**Exercise objective:** Leave the pictures out and return every line below exactly.

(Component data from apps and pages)

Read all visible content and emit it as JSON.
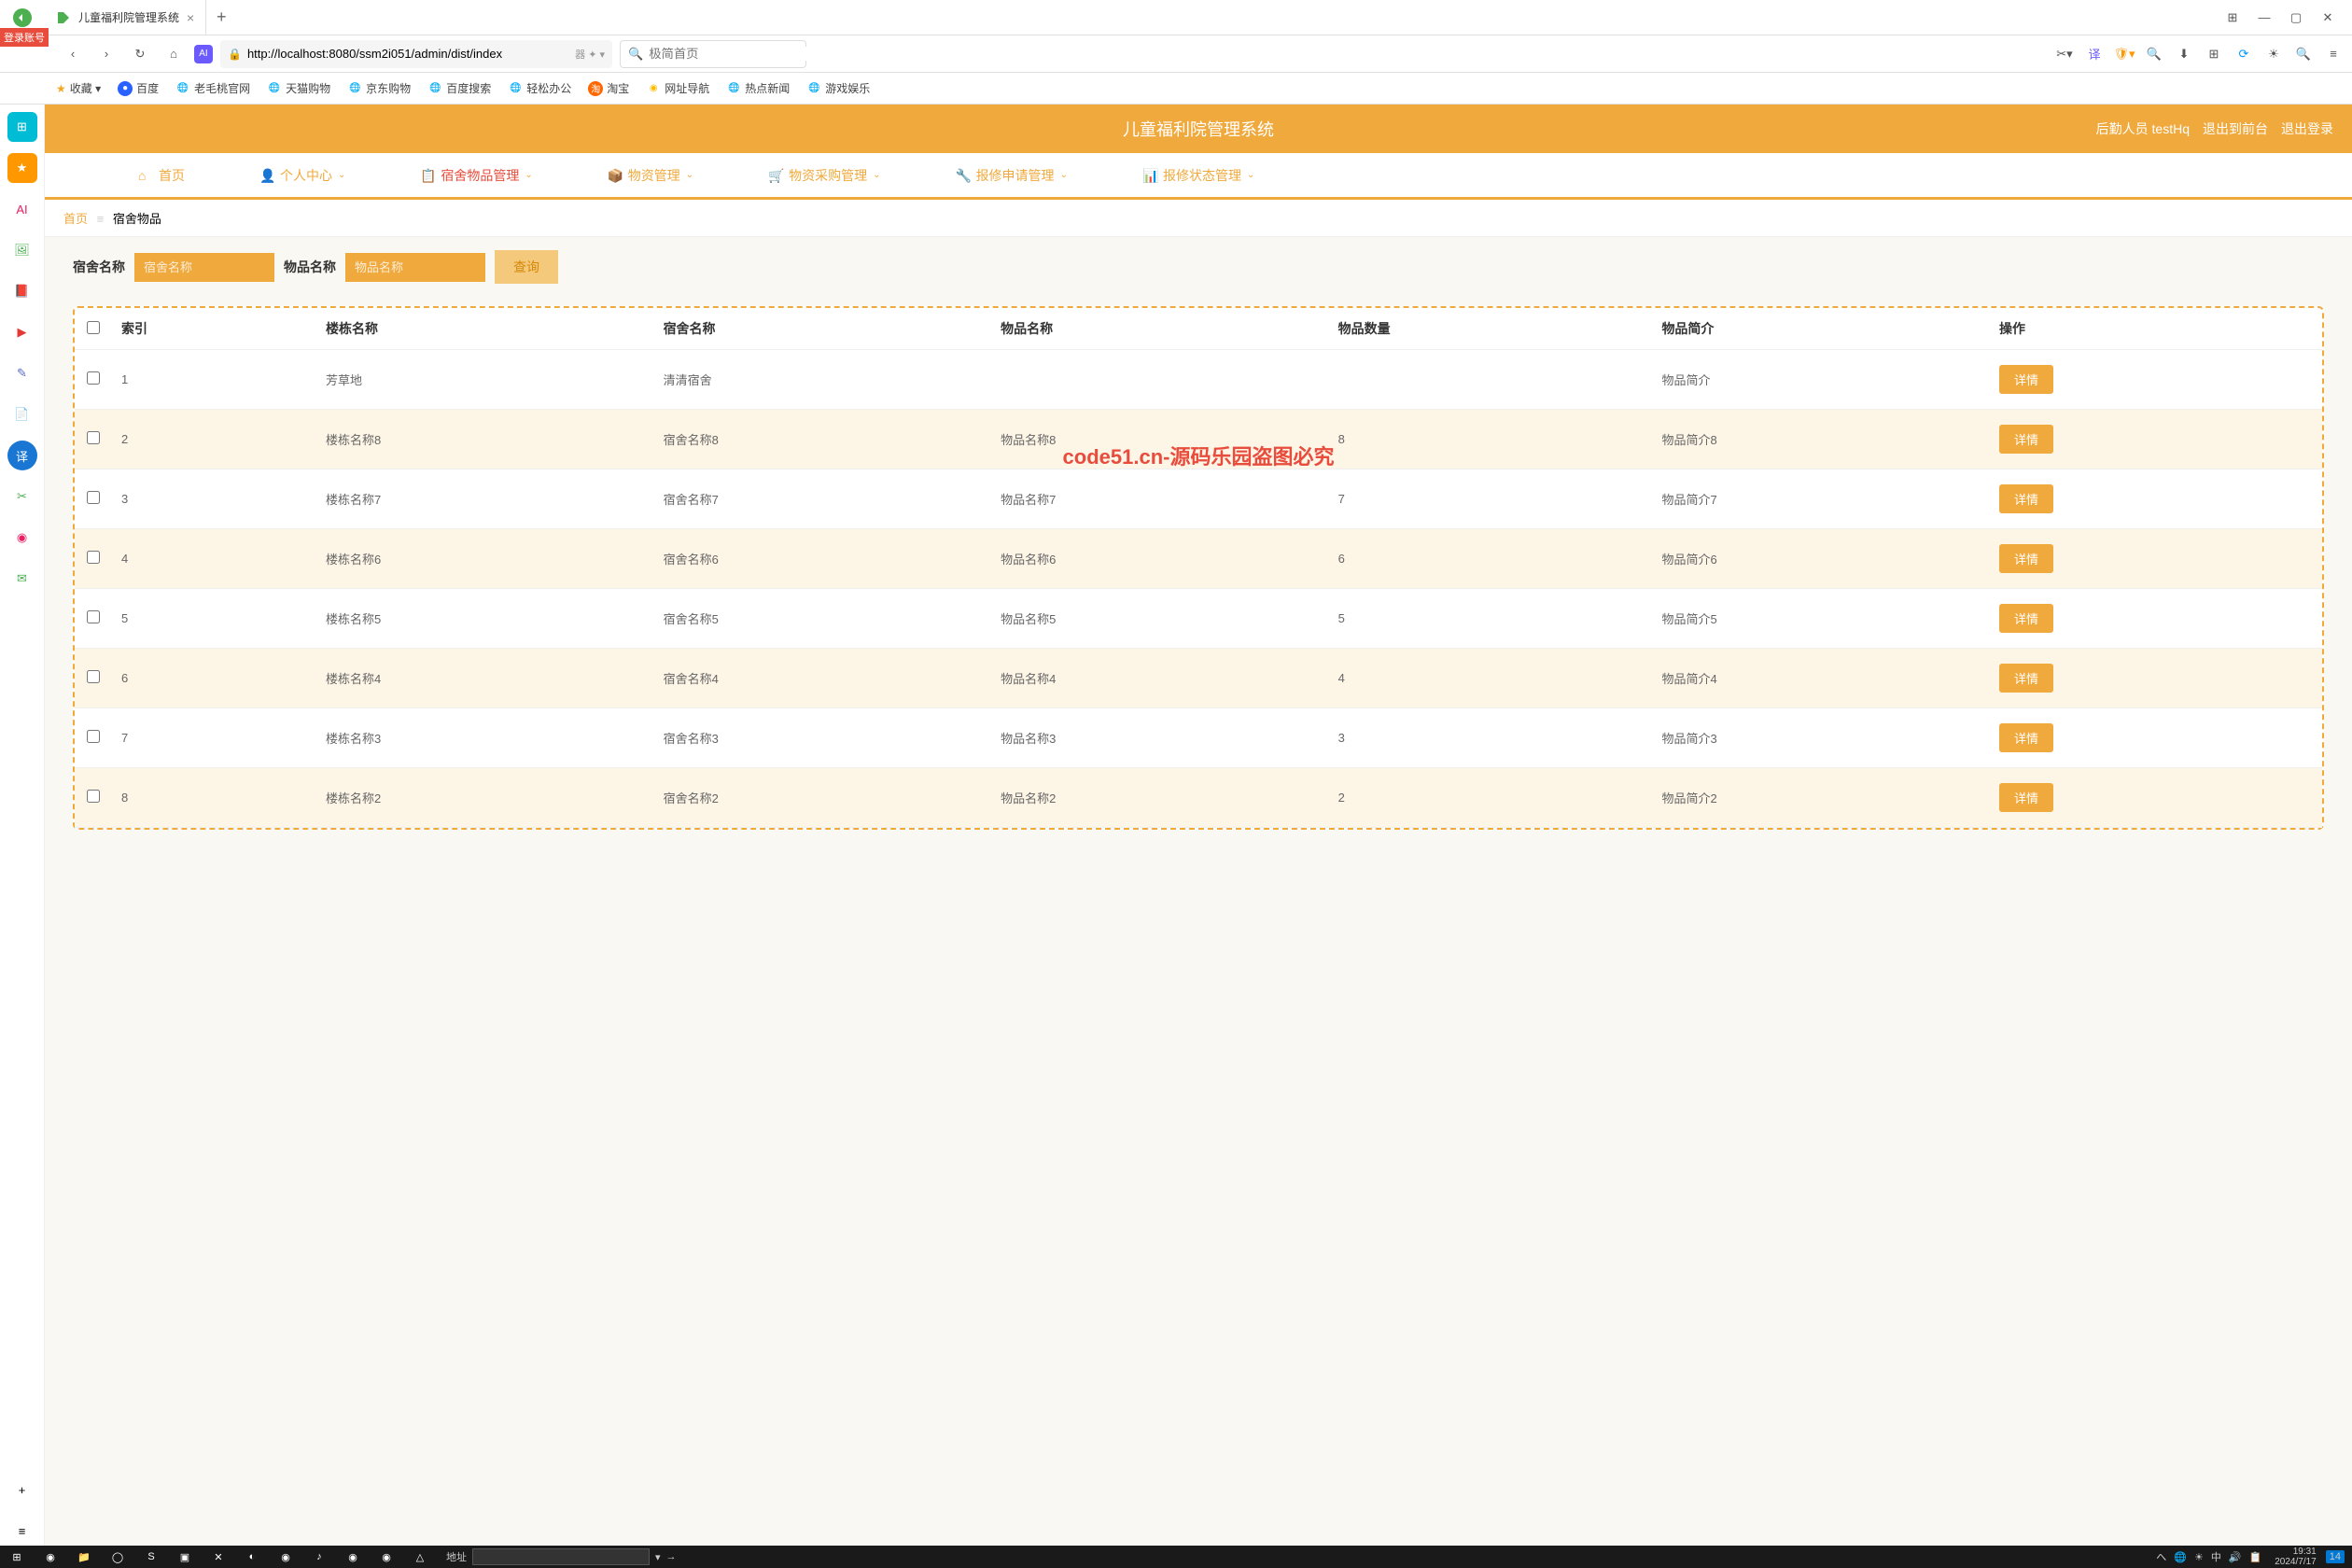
{
  "browser": {
    "tab_title": "儿童福利院管理系统",
    "new_tab": "+",
    "login_badge": "登录账号",
    "url": "http://localhost:8080/ssm2i051/admin/dist/index",
    "url_suffix": "器 ✦ ▾",
    "search_placeholder": "极简首页",
    "window_controls": {
      "ext": "⊞",
      "min": "—",
      "max": "▢",
      "close": "✕"
    }
  },
  "bookmarks": [
    "收藏 ▾",
    "百度",
    "老毛桃官网",
    "天猫购物",
    "京东购物",
    "百度搜索",
    "轻松办公",
    "淘宝",
    "网址导航",
    "热点新闻",
    "游戏娱乐"
  ],
  "rail_icons": [
    "⊞",
    "★",
    "AI",
    "🖼",
    "📕",
    "▶",
    "✎",
    "📄",
    "译",
    "✂",
    "◉",
    "✉",
    "+",
    "≡"
  ],
  "header": {
    "title": "儿童福利院管理系统",
    "user_label": "后勤人员 testHq",
    "logout_front": "退出到前台",
    "logout": "退出登录"
  },
  "nav": [
    {
      "icon": "home",
      "label": "首页",
      "caret": false
    },
    {
      "icon": "user",
      "label": "个人中心",
      "caret": true
    },
    {
      "icon": "file",
      "label": "宿舍物品管理",
      "caret": true,
      "active": true
    },
    {
      "icon": "box",
      "label": "物资管理",
      "caret": true
    },
    {
      "icon": "cart",
      "label": "物资采购管理",
      "caret": true
    },
    {
      "icon": "wrench",
      "label": "报修申请管理",
      "caret": true
    },
    {
      "icon": "status",
      "label": "报修状态管理",
      "caret": true
    }
  ],
  "breadcrumb": {
    "home": "首页",
    "sep": "≡",
    "current": "宿舍物品"
  },
  "search": {
    "label1": "宿舍名称",
    "placeholder1": "宿舍名称",
    "label2": "物品名称",
    "placeholder2": "物品名称",
    "button": "查询"
  },
  "table": {
    "headers": [
      "",
      "索引",
      "楼栋名称",
      "宿舍名称",
      "物品名称",
      "物品数量",
      "物品简介",
      "操作"
    ],
    "action_label": "详情",
    "rows": [
      {
        "idx": "1",
        "bldg": "芳草地",
        "dorm": "清清宿舍",
        "item": "",
        "qty": "",
        "desc": "物品简介"
      },
      {
        "idx": "2",
        "bldg": "楼栋名称8",
        "dorm": "宿舍名称8",
        "item": "物品名称8",
        "qty": "8",
        "desc": "物品简介8"
      },
      {
        "idx": "3",
        "bldg": "楼栋名称7",
        "dorm": "宿舍名称7",
        "item": "物品名称7",
        "qty": "7",
        "desc": "物品简介7"
      },
      {
        "idx": "4",
        "bldg": "楼栋名称6",
        "dorm": "宿舍名称6",
        "item": "物品名称6",
        "qty": "6",
        "desc": "物品简介6"
      },
      {
        "idx": "5",
        "bldg": "楼栋名称5",
        "dorm": "宿舍名称5",
        "item": "物品名称5",
        "qty": "5",
        "desc": "物品简介5"
      },
      {
        "idx": "6",
        "bldg": "楼栋名称4",
        "dorm": "宿舍名称4",
        "item": "物品名称4",
        "qty": "4",
        "desc": "物品简介4"
      },
      {
        "idx": "7",
        "bldg": "楼栋名称3",
        "dorm": "宿舍名称3",
        "item": "物品名称3",
        "qty": "3",
        "desc": "物品简介3"
      },
      {
        "idx": "8",
        "bldg": "楼栋名称2",
        "dorm": "宿舍名称2",
        "item": "物品名称2",
        "qty": "2",
        "desc": "物品简介2"
      }
    ]
  },
  "watermark": "code51.cn-源码乐园盗图必究",
  "taskbar": {
    "addr_label": "地址",
    "icons": [
      "⊞",
      "◉",
      "📁",
      "◯",
      "S",
      "▣",
      "✕",
      "◐",
      "◉",
      "♪",
      "◉",
      "◉",
      "△"
    ],
    "tray": [
      "へ",
      "🌐",
      "☀",
      "中",
      "🔊",
      "📋"
    ],
    "time": "19:31",
    "date": "2024/7/17",
    "notif": "14"
  }
}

**Solution to this problem:**
Read all visible content and emit it as JSON.
{
  "browser": {
    "tab_title": "儿童福利院管理系统",
    "new_tab": "+",
    "login_badge": "登录账号",
    "url": "http://localhost:8080/ssm2i051/admin/dist/index",
    "url_suffix": "器 ✦ ▾",
    "search_placeholder": "极简首页",
    "window_controls": {
      "ext": "⊞",
      "min": "—",
      "max": "▢",
      "close": "✕"
    }
  },
  "bookmarks": [
    "收藏 ▾",
    "百度",
    "老毛桃官网",
    "天猫购物",
    "京东购物",
    "百度搜索",
    "轻松办公",
    "淘宝",
    "网址导航",
    "热点新闻",
    "游戏娱乐"
  ],
  "rail_icons": [
    "⊞",
    "★",
    "AI",
    "🖼",
    "📕",
    "▶",
    "✎",
    "📄",
    "译",
    "✂",
    "◉",
    "✉",
    "+",
    "≡"
  ],
  "header": {
    "title": "儿童福利院管理系统",
    "user_label": "后勤人员 testHq",
    "logout_front": "退出到前台",
    "logout": "退出登录"
  },
  "nav": [
    {
      "icon": "home",
      "label": "首页",
      "caret": false
    },
    {
      "icon": "user",
      "label": "个人中心",
      "caret": true
    },
    {
      "icon": "file",
      "label": "宿舍物品管理",
      "caret": true,
      "active": true
    },
    {
      "icon": "box",
      "label": "物资管理",
      "caret": true
    },
    {
      "icon": "cart",
      "label": "物资采购管理",
      "caret": true
    },
    {
      "icon": "wrench",
      "label": "报修申请管理",
      "caret": true
    },
    {
      "icon": "status",
      "label": "报修状态管理",
      "caret": true
    }
  ],
  "breadcrumb": {
    "home": "首页",
    "sep": "≡",
    "current": "宿舍物品"
  },
  "search": {
    "label1": "宿舍名称",
    "placeholder1": "宿舍名称",
    "label2": "物品名称",
    "placeholder2": "物品名称",
    "button": "查询"
  },
  "table": {
    "headers": [
      "",
      "索引",
      "楼栋名称",
      "宿舍名称",
      "物品名称",
      "物品数量",
      "物品简介",
      "操作"
    ],
    "action_label": "详情",
    "rows": [
      {
        "idx": "1",
        "bldg": "芳草地",
        "dorm": "清清宿舍",
        "item": "",
        "qty": "",
        "desc": "物品简介"
      },
      {
        "idx": "2",
        "bldg": "楼栋名称8",
        "dorm": "宿舍名称8",
        "item": "物品名称8",
        "qty": "8",
        "desc": "物品简介8"
      },
      {
        "idx": "3",
        "bldg": "楼栋名称7",
        "dorm": "宿舍名称7",
        "item": "物品名称7",
        "qty": "7",
        "desc": "物品简介7"
      },
      {
        "idx": "4",
        "bldg": "楼栋名称6",
        "dorm": "宿舍名称6",
        "item": "物品名称6",
        "qty": "6",
        "desc": "物品简介6"
      },
      {
        "idx": "5",
        "bldg": "楼栋名称5",
        "dorm": "宿舍名称5",
        "item": "物品名称5",
        "qty": "5",
        "desc": "物品简介5"
      },
      {
        "idx": "6",
        "bldg": "楼栋名称4",
        "dorm": "宿舍名称4",
        "item": "物品名称4",
        "qty": "4",
        "desc": "物品简介4"
      },
      {
        "idx": "7",
        "bldg": "楼栋名称3",
        "dorm": "宿舍名称3",
        "item": "物品名称3",
        "qty": "3",
        "desc": "物品简介3"
      },
      {
        "idx": "8",
        "bldg": "楼栋名称2",
        "dorm": "宿舍名称2",
        "item": "物品名称2",
        "qty": "2",
        "desc": "物品简介2"
      }
    ]
  },
  "watermark": "code51.cn-源码乐园盗图必究",
  "taskbar": {
    "addr_label": "地址",
    "icons": [
      "⊞",
      "◉",
      "📁",
      "◯",
      "S",
      "▣",
      "✕",
      "◐",
      "◉",
      "♪",
      "◉",
      "◉",
      "△"
    ],
    "tray": [
      "へ",
      "🌐",
      "☀",
      "中",
      "🔊",
      "📋"
    ],
    "time": "19:31",
    "date": "2024/7/17",
    "notif": "14"
  }
}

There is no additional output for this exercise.